Data about app and page elements:
☆ ☆ ☆ ☆ ☆

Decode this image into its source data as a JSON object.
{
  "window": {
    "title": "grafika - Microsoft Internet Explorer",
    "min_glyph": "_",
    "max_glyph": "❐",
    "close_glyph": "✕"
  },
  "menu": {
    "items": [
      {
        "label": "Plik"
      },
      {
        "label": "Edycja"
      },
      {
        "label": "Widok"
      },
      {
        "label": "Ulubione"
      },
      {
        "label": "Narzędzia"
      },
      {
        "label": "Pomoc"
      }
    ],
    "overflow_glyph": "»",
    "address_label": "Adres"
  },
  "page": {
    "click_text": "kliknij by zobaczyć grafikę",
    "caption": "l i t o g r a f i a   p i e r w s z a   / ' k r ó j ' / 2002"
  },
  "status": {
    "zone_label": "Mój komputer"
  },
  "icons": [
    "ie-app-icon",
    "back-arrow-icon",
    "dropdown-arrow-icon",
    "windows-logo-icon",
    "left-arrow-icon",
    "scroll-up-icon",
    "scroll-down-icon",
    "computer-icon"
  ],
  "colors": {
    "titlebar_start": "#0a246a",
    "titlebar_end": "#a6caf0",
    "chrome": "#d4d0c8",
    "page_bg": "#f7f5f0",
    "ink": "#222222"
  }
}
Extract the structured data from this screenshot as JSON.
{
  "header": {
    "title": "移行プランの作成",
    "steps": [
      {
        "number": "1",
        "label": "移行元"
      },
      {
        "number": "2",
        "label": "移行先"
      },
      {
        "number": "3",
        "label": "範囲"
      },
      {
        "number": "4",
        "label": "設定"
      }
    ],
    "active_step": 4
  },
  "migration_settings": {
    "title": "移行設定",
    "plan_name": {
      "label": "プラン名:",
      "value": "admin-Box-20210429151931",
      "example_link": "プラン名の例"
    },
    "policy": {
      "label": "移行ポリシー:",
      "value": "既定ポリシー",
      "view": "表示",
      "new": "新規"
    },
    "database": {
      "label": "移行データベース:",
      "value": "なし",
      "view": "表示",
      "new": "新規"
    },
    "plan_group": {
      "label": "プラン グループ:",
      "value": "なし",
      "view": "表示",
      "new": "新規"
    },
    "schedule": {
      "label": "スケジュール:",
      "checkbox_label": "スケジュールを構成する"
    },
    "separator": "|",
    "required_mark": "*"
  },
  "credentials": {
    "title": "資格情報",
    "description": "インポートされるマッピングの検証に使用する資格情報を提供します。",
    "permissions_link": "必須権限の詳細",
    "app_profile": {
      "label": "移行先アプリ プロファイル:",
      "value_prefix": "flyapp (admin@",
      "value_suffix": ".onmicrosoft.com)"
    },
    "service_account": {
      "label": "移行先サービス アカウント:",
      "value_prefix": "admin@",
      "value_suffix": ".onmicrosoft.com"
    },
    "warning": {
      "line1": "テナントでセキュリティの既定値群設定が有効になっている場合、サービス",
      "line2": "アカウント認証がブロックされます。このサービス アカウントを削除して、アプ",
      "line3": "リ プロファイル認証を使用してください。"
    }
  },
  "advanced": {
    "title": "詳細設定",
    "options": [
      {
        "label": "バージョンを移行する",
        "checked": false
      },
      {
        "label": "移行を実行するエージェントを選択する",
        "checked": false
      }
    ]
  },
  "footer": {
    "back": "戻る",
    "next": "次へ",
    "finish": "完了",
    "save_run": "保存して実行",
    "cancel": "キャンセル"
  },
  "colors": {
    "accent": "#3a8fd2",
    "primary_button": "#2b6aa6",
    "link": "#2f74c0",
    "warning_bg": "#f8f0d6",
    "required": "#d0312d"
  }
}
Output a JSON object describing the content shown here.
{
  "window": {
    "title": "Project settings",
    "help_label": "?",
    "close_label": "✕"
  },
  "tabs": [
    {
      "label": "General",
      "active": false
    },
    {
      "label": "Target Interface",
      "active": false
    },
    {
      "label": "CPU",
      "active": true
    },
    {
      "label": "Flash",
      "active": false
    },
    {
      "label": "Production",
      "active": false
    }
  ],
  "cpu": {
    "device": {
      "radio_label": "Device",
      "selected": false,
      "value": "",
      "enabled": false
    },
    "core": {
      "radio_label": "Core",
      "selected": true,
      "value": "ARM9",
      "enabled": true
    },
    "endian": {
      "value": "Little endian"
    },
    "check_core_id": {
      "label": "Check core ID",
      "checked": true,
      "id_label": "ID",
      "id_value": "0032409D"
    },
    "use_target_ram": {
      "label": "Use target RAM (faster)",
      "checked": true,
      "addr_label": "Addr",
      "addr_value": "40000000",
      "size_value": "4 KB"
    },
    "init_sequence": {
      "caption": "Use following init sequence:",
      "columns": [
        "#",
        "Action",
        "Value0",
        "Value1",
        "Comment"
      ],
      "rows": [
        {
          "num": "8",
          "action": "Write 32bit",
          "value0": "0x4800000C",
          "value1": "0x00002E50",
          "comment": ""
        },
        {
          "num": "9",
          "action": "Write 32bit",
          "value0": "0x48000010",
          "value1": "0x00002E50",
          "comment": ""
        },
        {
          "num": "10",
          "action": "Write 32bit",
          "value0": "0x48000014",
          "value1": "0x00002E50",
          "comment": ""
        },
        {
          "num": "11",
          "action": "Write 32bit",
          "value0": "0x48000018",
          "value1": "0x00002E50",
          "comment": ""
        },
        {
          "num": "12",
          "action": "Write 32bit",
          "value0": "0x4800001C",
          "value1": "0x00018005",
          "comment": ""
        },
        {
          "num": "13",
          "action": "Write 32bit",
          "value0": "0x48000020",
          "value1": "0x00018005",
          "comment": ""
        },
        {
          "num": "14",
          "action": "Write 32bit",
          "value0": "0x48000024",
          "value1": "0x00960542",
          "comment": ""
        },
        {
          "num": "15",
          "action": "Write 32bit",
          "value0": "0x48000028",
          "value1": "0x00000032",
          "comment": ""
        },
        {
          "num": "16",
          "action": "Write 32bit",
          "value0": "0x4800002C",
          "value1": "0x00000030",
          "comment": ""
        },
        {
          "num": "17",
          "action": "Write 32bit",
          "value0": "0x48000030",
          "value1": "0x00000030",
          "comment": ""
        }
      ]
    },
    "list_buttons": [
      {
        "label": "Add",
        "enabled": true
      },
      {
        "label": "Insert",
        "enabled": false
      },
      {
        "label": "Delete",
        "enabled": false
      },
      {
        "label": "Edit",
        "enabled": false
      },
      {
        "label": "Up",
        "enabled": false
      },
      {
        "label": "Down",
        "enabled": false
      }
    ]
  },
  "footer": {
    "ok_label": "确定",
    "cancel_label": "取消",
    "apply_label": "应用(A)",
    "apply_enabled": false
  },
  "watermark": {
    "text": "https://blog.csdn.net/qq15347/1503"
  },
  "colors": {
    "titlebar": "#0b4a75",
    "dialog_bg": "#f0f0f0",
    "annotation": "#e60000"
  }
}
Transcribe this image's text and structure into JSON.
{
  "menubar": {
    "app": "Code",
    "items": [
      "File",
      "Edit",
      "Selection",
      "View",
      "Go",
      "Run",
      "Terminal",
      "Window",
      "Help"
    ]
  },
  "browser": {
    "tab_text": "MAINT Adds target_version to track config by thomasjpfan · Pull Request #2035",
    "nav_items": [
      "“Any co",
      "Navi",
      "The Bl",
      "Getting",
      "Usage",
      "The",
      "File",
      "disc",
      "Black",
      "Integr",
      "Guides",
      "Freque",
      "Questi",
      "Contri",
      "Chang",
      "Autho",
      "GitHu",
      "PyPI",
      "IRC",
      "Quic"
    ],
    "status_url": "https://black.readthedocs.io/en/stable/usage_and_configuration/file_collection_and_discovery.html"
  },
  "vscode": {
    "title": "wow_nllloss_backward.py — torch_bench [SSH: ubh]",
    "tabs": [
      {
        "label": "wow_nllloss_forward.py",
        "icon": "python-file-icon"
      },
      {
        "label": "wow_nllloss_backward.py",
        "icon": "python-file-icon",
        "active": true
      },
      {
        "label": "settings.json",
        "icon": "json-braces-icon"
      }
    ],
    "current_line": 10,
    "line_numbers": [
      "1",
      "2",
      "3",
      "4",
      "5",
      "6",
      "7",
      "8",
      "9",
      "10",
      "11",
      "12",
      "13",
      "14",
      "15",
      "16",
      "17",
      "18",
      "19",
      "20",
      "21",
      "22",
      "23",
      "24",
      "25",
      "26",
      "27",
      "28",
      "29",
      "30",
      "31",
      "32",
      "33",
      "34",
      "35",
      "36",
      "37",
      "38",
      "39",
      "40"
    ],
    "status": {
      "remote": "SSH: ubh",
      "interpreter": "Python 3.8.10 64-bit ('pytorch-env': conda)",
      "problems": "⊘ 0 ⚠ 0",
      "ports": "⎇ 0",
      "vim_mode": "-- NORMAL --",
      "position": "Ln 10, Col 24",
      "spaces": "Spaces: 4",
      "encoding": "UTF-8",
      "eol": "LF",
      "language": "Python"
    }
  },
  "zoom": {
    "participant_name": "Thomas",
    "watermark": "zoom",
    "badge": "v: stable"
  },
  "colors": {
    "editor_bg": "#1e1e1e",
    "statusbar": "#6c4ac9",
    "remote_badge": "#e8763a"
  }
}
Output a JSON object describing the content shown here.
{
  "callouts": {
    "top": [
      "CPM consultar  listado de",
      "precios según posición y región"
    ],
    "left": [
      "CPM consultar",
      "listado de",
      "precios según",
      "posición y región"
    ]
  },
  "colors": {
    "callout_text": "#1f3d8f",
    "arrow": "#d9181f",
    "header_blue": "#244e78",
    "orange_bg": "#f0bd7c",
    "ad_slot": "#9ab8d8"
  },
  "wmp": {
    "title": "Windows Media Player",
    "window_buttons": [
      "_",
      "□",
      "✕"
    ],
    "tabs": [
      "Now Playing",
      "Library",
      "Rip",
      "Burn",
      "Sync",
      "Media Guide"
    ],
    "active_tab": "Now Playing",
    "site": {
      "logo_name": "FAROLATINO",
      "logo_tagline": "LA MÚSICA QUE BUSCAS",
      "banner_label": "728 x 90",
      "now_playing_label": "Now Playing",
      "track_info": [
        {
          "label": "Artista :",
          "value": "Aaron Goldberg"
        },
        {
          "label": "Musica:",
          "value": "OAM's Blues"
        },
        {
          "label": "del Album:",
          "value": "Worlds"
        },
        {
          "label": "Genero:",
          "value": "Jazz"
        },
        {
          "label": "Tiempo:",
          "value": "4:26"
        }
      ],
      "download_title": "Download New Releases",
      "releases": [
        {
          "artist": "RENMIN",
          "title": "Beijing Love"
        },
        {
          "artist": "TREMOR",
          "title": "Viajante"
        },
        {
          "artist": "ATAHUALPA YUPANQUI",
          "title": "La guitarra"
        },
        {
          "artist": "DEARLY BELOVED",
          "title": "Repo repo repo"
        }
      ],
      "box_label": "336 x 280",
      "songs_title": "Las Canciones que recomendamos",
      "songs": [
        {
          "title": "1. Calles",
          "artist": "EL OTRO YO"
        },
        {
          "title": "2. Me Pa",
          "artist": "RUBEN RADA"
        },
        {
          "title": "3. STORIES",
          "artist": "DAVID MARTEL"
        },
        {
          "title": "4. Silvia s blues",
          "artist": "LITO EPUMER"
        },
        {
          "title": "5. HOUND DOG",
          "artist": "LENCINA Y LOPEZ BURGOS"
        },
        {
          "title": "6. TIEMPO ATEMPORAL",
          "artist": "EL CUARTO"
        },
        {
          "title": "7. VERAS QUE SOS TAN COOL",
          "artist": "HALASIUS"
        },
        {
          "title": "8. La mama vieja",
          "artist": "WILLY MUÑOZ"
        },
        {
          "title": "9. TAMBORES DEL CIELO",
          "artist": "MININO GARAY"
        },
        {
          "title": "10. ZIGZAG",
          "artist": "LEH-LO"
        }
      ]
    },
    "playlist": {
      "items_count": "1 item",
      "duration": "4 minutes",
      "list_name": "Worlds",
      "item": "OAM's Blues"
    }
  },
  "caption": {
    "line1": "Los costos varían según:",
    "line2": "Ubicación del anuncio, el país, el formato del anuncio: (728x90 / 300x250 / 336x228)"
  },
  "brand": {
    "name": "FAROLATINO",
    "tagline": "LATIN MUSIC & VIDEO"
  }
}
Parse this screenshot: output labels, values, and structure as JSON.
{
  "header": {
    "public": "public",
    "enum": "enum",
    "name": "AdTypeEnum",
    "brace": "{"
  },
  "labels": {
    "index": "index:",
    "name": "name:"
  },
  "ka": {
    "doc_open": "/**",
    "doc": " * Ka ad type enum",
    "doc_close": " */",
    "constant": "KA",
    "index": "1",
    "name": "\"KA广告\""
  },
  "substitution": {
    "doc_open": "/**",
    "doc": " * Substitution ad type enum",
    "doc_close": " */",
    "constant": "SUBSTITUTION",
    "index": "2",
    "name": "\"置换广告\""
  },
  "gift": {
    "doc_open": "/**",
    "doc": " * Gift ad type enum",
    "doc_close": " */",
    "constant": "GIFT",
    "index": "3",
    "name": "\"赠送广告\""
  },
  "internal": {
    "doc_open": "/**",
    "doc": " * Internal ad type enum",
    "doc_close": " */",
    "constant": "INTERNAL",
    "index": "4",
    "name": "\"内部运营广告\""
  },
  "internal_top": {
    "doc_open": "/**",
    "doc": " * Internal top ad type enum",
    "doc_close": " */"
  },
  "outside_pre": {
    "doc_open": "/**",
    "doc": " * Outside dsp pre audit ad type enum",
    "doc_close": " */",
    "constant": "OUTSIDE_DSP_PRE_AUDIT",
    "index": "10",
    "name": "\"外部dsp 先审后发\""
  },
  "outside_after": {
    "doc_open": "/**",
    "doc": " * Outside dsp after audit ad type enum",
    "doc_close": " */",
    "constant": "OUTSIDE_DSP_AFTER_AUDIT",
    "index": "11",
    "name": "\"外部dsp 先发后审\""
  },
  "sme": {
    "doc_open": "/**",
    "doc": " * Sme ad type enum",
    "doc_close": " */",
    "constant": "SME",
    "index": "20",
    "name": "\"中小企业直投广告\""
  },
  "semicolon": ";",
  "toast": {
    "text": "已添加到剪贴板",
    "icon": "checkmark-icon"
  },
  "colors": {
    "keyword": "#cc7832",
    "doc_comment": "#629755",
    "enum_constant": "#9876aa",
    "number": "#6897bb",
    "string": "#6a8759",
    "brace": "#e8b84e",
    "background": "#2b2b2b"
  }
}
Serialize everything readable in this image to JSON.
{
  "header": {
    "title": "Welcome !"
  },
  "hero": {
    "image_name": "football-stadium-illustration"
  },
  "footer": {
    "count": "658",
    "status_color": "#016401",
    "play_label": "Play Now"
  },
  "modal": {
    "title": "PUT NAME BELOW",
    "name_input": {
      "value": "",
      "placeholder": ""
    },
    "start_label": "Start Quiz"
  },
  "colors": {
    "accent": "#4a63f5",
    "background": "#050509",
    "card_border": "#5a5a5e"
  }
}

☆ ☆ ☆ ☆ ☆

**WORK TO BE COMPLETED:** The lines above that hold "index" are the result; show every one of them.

**ANSWER SPACE:**
    "index": "index:",
    "index": "1",
    "index": "2",
    "index": "3",
    "index": "4",
    "index": "10",
    "index": "11",
    "index": "20",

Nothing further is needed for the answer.